Looking for oyster shells was revolutionized after 1874 when larger vessels, equipped with diving suits and accompanying equipment, first entered Mexican waters. The newer methods permitted access to shells in much deeper water, and lengthened the season, greatly increasing the industry’s productivity. The dangers associated with pearl hunting changed. Equipment failures and lax supervision cost many lives. According to Kunz and Stevenson, divers confined to diving suits for hours at a time frequently suffered rheumatism, paralysis (due to compression and sudden temperature changes) and partial deafness. On the other hand, diving suits reduced shark attacks.
The conditions in Baja California were so favorable for pearling that by 1889, within a few years of its incorporation, the Compañía Perlífera de la Baja California (based in La Paz, and employing about 900 men) had come to completely dominate the world pearling industry. One of the largest pearls found in the Sea of Cortés was one weighing 372 grains found near Mulegé in 1884. On arrival in Paris, its value was estimated at 85,000 francs (about 16 600 dollars at the exchange rate of the time). A 400-grain pearl, found in the same area, now forms part of the Spanish crown jewels.
A 1903 article in The New York Times says that the Baja pearl industry had produced more than two million dollars worth of pearls in 1902, including some of the “finest jewels of this kind found anywhere in the world”. The article describes several individual pearls, and emphasizes that the area is “noted for its fancy pearls – that is to say, the colored and especially the black ones”. As mentioned earlier, the native Indians wore fire-blackened pearls. This seems to have been a particularly prescient choice, given the extremely high premiums long placed on natural black pearls.
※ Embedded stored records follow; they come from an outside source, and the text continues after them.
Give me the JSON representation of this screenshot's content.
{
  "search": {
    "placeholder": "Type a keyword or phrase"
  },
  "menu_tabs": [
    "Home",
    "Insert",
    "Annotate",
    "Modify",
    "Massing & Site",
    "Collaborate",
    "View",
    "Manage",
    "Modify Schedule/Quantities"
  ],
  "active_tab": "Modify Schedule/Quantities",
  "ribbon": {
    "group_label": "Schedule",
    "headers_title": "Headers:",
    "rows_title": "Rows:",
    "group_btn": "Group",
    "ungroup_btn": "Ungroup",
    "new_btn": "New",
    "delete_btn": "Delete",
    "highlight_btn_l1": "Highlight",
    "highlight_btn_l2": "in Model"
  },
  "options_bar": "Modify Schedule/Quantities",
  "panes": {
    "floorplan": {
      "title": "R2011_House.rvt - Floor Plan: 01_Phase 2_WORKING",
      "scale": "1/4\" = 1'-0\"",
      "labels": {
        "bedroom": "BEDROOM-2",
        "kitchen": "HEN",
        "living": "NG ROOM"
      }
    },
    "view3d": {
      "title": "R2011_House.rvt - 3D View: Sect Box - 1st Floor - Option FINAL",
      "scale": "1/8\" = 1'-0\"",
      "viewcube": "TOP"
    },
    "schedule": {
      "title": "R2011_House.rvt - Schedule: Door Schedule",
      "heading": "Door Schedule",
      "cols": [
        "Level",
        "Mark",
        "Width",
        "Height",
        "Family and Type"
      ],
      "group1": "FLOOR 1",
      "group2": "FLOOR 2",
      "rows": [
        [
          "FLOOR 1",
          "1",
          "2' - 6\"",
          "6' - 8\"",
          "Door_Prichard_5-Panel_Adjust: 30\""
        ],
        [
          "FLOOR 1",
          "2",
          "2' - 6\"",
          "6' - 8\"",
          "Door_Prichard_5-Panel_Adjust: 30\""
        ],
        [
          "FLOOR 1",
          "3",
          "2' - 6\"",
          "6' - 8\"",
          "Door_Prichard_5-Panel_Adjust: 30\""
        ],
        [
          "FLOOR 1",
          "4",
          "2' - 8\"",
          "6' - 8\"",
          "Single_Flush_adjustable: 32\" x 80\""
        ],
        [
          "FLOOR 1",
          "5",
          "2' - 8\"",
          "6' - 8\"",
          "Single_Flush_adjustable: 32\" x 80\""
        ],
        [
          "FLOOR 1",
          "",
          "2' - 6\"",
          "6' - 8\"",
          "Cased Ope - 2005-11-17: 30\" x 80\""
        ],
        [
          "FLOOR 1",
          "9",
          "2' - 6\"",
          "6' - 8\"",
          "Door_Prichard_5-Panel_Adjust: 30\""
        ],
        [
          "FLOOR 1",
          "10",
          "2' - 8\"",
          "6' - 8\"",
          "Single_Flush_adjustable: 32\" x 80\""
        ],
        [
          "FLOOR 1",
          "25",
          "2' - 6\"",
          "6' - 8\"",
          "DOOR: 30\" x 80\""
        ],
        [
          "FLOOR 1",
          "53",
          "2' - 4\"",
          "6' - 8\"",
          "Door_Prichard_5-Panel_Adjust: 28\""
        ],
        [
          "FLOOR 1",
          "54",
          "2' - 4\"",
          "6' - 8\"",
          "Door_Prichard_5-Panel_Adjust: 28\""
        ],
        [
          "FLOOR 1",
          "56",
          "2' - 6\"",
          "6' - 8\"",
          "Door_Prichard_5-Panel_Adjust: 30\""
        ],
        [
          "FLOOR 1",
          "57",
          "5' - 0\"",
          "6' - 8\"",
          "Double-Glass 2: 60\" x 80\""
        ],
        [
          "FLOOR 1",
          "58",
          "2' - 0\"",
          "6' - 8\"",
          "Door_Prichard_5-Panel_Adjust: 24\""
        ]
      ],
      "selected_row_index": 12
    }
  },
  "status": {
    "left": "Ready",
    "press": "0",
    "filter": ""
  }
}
Even today, at least one firm in Baja specializes in producing cultured black pearls from rainbow-lipped oysters.
As the twentieth century progressed, cultured and artificial pearls were able to out-compete natural pearls in terms of price and availability. By 1936, a century of rampant overfishing of oyster beds had depleted natural stocks to the point where recovery was unlikely. Finding fifteen to twenty small pearls required the harvesting of a ton of oyster shells. To cap it off, an unknown disease then spread rapidly through the remaining oysters, virtually wiping them out. By the time the American writer John Steinbeck arrived in Baja in 1941, the glory days of Mexican pearling were over. While in La Paz, Steinbeck came across a legendary (and cautionary) local tale about the greed associated with finding a massive pearl. The story became the catalyst for his novella “The Pearl“, published in 1947, in which Kino, an impoverished pearl diver, finds a huge pearl, “The Pearl of the World” which promises to transform his life. It does, but not in the way one might expect. Kino becomes a brutal sociopath; the story becomes a dark tale of the costs of defying traditional customs.
Today, very few natural pearls are harvested in the Sea of Cortés, but several Baja California firms cultivate pearls, helping to extend a centuries-old industry into the twenty-first century. It is especially appropriate, therefore, that the city of La Paz, once the center of the world’s pearling industry, is still known, even today, as the “Pearl of the Sea of Cortés”.
Sources / Further reading:
- Anon. Important Pearl Fisheries on the Coast of California. The New York Times, June 14, 1903.
- Hardy, R. W. H. 1829 Travels in the Interior of Mexico in 1825, 1826, 1827 and 1828. London: Henry Colburn & Richard Bentley. Reprinted in 1977, Texas: Rio Grande Classics.
- Kunz, G. F., and Stevenson, C. H. The Book of the Pearl: Its History, Art, Science and Industry. Dover. 2001.
- Mayo, C. M. Miraculous Air: Journey of a Thousand Miles through Baja California, the Other Mexico. Milkweed Editions. 2007.